I would be remiss if I didn’t mention the support of our elected officials. Congressman Ray LaHood has provided leadership with continued funding support and other issues such as ensuring adequate TSA equipment and staffing. In addition, all of our state legislators have been available to us, especially Sen. Shadid and Rep. Leitch. In addition, we’ve received strong support of our initiatives through open communications with all of the area mayors. GPRA is also an active member of Mayor Ransburg’s Transportation Committee for Vision 2020.
What are the misperceptions people may have regarding the GPRA?

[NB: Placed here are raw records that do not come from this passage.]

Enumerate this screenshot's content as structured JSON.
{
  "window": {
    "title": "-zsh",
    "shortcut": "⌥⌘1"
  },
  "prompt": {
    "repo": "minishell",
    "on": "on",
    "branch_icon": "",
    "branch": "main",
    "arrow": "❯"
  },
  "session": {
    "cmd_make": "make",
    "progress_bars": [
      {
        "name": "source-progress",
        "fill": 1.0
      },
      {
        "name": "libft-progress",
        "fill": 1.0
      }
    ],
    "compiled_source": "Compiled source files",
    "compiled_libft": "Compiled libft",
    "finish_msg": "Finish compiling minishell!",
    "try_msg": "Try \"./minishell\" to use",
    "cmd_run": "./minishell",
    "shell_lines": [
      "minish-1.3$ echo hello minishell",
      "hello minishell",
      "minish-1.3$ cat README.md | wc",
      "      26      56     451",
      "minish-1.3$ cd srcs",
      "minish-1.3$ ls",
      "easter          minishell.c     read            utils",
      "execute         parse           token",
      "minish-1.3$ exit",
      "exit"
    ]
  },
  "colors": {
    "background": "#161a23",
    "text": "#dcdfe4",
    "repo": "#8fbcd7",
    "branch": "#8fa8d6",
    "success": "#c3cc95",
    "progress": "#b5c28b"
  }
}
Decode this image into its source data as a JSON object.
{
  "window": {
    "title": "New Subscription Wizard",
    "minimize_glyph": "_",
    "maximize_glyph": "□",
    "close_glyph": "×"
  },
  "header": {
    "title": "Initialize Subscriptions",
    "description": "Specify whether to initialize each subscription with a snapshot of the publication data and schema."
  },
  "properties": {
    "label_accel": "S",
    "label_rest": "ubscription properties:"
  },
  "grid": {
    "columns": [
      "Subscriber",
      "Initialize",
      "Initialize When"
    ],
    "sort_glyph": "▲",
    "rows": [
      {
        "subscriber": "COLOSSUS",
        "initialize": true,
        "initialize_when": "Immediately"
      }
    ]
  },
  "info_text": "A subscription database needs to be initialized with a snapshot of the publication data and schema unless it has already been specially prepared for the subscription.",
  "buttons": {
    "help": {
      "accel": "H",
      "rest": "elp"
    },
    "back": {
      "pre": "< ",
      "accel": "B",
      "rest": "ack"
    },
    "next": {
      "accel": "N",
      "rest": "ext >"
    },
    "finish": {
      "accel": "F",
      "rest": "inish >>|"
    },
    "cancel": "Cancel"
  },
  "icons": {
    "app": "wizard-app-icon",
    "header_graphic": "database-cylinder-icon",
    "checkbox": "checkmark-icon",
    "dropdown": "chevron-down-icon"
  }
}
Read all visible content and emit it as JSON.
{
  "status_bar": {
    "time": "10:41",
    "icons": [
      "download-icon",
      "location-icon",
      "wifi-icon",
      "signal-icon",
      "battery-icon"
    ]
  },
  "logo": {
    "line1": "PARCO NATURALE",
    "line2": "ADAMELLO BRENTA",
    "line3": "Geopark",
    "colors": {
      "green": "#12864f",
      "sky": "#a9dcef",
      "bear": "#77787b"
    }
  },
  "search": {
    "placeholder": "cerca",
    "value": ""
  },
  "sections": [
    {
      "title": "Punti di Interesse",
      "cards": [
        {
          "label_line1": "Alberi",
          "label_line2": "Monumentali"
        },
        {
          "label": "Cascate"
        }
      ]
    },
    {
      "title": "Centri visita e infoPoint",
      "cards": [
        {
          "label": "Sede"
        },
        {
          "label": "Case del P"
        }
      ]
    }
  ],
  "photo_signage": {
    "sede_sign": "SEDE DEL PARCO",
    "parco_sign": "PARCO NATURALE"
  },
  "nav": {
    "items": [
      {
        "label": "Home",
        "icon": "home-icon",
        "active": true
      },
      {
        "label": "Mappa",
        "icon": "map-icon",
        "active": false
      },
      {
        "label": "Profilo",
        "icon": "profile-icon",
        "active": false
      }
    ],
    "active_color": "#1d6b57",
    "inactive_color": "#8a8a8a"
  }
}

Many people still don’t know about our free parking and shuttle service. Also, they should check our pricing because we’re much more competitive than the general public’s impression. Delta service to Atlanta gave us a great service to the southeast. American service-daily flights to Chicago after November 1-along with the four daily flights currently offered by United, gives us better reliability in getting our folks back and forth from Chicago. Also, the reliability, both through Chicago and St. Louis, has improved greatly from three or four years ago. We monitor the airlines’ completion factor, which is the percentage of flights that aren’t cancelled due to weather or mechanical issues. For example, American through St. Louis is consistently in the 98 percentile or higher.
What’s your advice to local business people considering using airports other than GPRA?
The long-term economic growth and vitality of our community is dependent on good air service. Education, low business costs, affordable housing, and other factors are key as well, but without air service, the engine won’t run efficiently. We aren’t asking you to support us blindly, but be involved to ensure your airport delivers the necessary cargo and commercial air service to meet the community’s needs.
What are your plans for the GPRA in the future-new additions, shops, services, regulations, etc.?
Our passengers and guests will see some exciting improvements at our airport, which improve both customer service and security. Our board and staff are extremely focused on the passenger/customer experience at the airport.
The most immediate improvement is a new wireless Internet system throughout the majority of the air terminal and concourse. By the time you read this article, it should be up and running so passengers can connect to the Internet. Also, your readers will be seeing a complete renovation of our parking lot facility-adding about 300 spaces, new lighting, and shuttle bus drop-off shelters. In addition, we just started scoping out a project for new flight display monitors throughout both the air terminal and concourse, including a modern paging system. We hope to have this project underway by the end of this year. Behind the scenes, we’re modernizing our gate and air terminal security systems, including new and additional cameras. The additional security will further ensure travelers’ safety when using Peoria’s airport. IBI